A common, but unnoticed mistake dominates approaches to digital projects, and that is result-driven thinking. Focusing on results leads you to forgo logic and instead make a decision based on individual outcomes.
Ending well doesn’t mean all is well.
Before you knit your brows, let me be clear: I am a great believer in result-oriented planning and thinking. However, while this mentality seems notably straightforward, I learned a mistake that can utterly undermine any digital project.
This mistake focuses only on the end results or end KPIs. As you may know by now, I like to explain things with analogies, so here you go:
Imagine that you plan to go on a well-deserved, resting vacation to Hawaii. As this being the end result you want to achieve, this is what you tell to your travel agency. Now, let me give you two example scenarios of how this holiday can go down the wrong path.
Here is the first scenario: This is your first trip to fly outside your home country after the two years of the pandemic. When the travel agency asks for your passport, you realize that it has expired. Most probably you’ve been planning your vacation and your absence months in advance, but now you have to make sudden changes in your calendar to postpone the trip.
Second scenario: This is your first trip that is longer than 12 hours. When you board the plane, you are dressed for a hot summer vacation. During the long flight, you get a cold due to the low temperature in the plane; thus, you start your long awaited Hawaiian holiday crawled up in the hotel bed with a fever.
In both of these scenarios, reaching the end result probably doesn’t reflect what you had in mind.
Outcome-oriented thinking doesn’t take into consideration processes, behaviors or other external factors.
In a business environment, many times, the end result is a business KPI, like achieving a high return on investment or growing the income with a certain percentage.
These KPIs are crucial, even if they’re not enough. You need to be able to translate them into intermediate goals. These intermediate goals are often neglected because they don’t look directly connected to the end goal. But they actually even out the gaps between goals you are working on this year and next year and your longer-term lifetime goals.

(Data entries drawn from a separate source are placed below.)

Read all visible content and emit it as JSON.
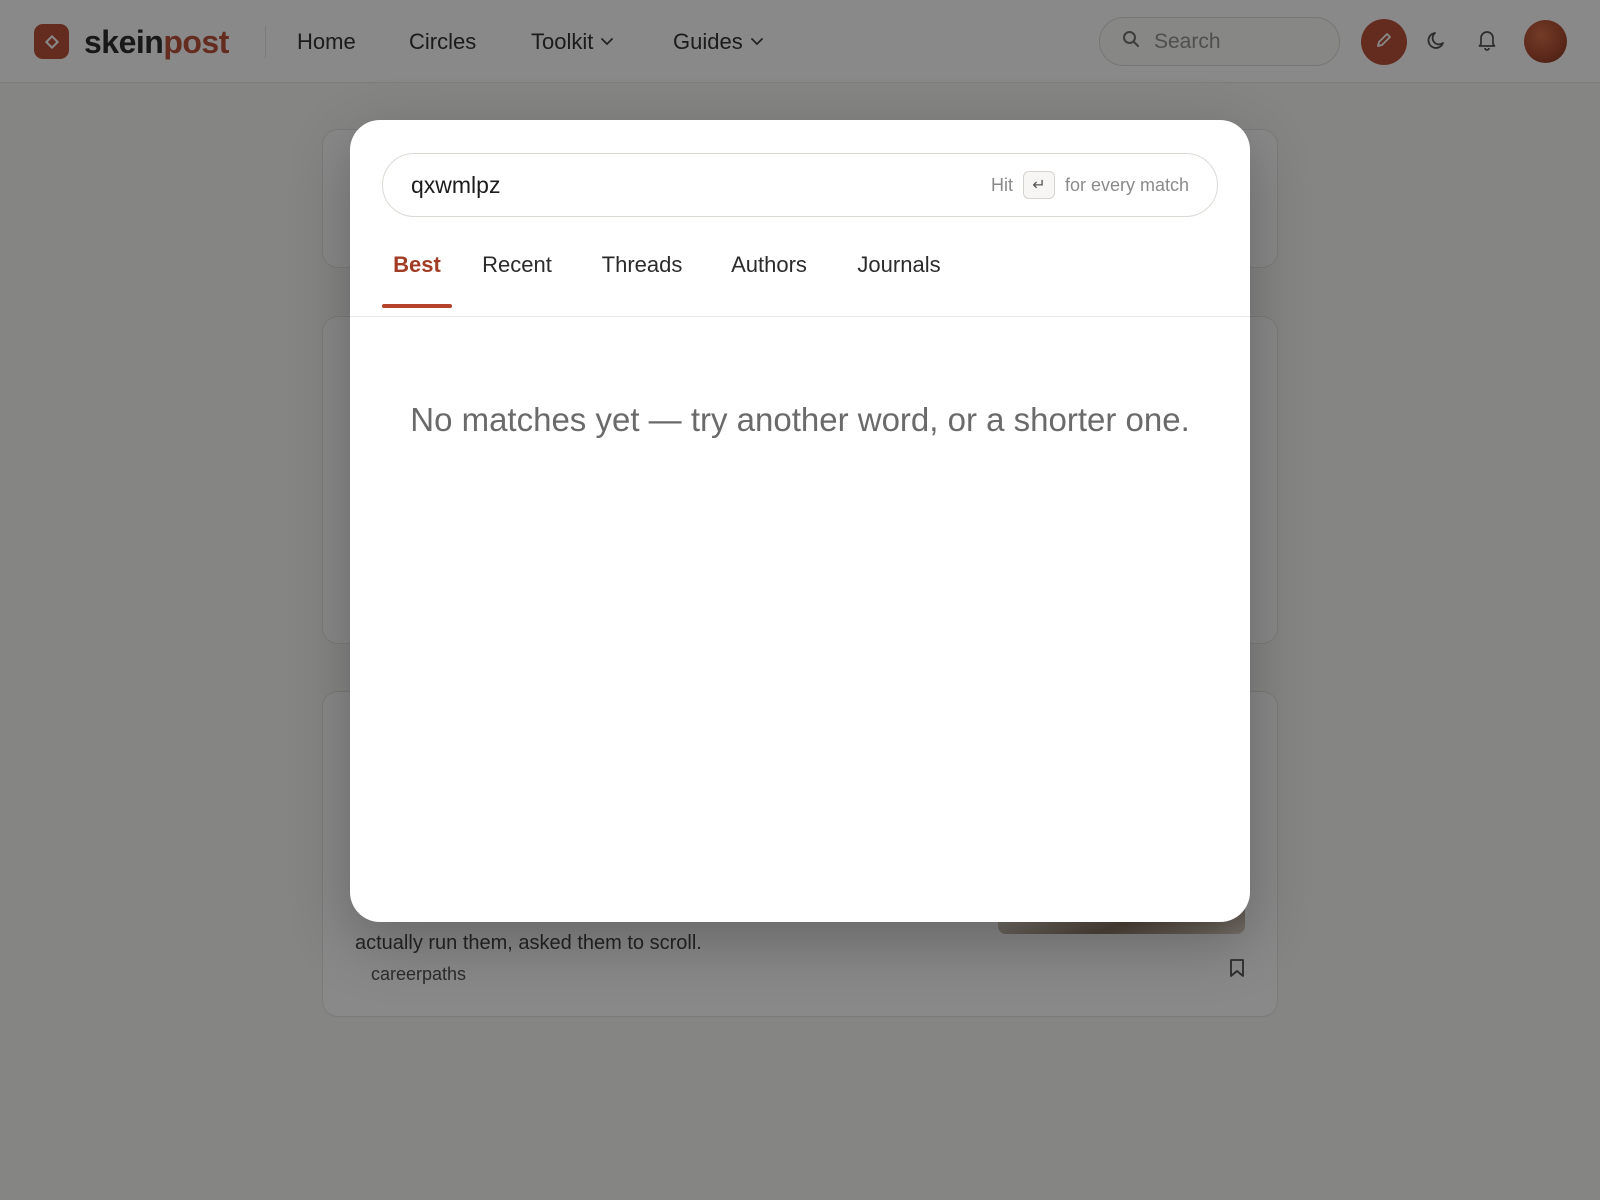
{
  "header": {
    "brand_part1": "skein",
    "brand_part2": "post",
    "nav": {
      "home": "Home",
      "circles": "Circles",
      "toolkit": "Toolkit",
      "guides": "Guides"
    },
    "search_placeholder": "Search"
  },
  "feed": {
    "card3_excerpt": "actually run them, asked them to scroll.",
    "card3_tag": "careerpaths"
  },
  "modal": {
    "query": "qxwmlpz",
    "hint_prefix": "Hit",
    "hint_key": "↵",
    "hint_suffix": "for every match",
    "tabs": {
      "best": "Best",
      "recent": "Recent",
      "threads": "Threads",
      "authors": "Authors",
      "journals": "Journals"
    },
    "active_tab": "Best",
    "empty_message": "No matches yet — try another word, or a shorter one."
  },
  "colors": {
    "accent": "#b5432b",
    "overlay": "rgba(20,20,20,0.5)"
  }
}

Intermediate goals are the pathway to your final milestone.
For example, let’s say the end goal is to grow e-commerce sales by 10%.
Using traditional thinking will mean that you will likely increase your sales and marketing efforts.
However, this might cost you more money than it should if you don’t focus on intermediate goals like decreasing the number of people who abandon their carts or reducing the time required to make a purchase, just to name a few.
Focusing on the end result is essential, but it is not enough. You need to know what intermediate results are required, even if these goals don’t look directly connected to your final KPIs.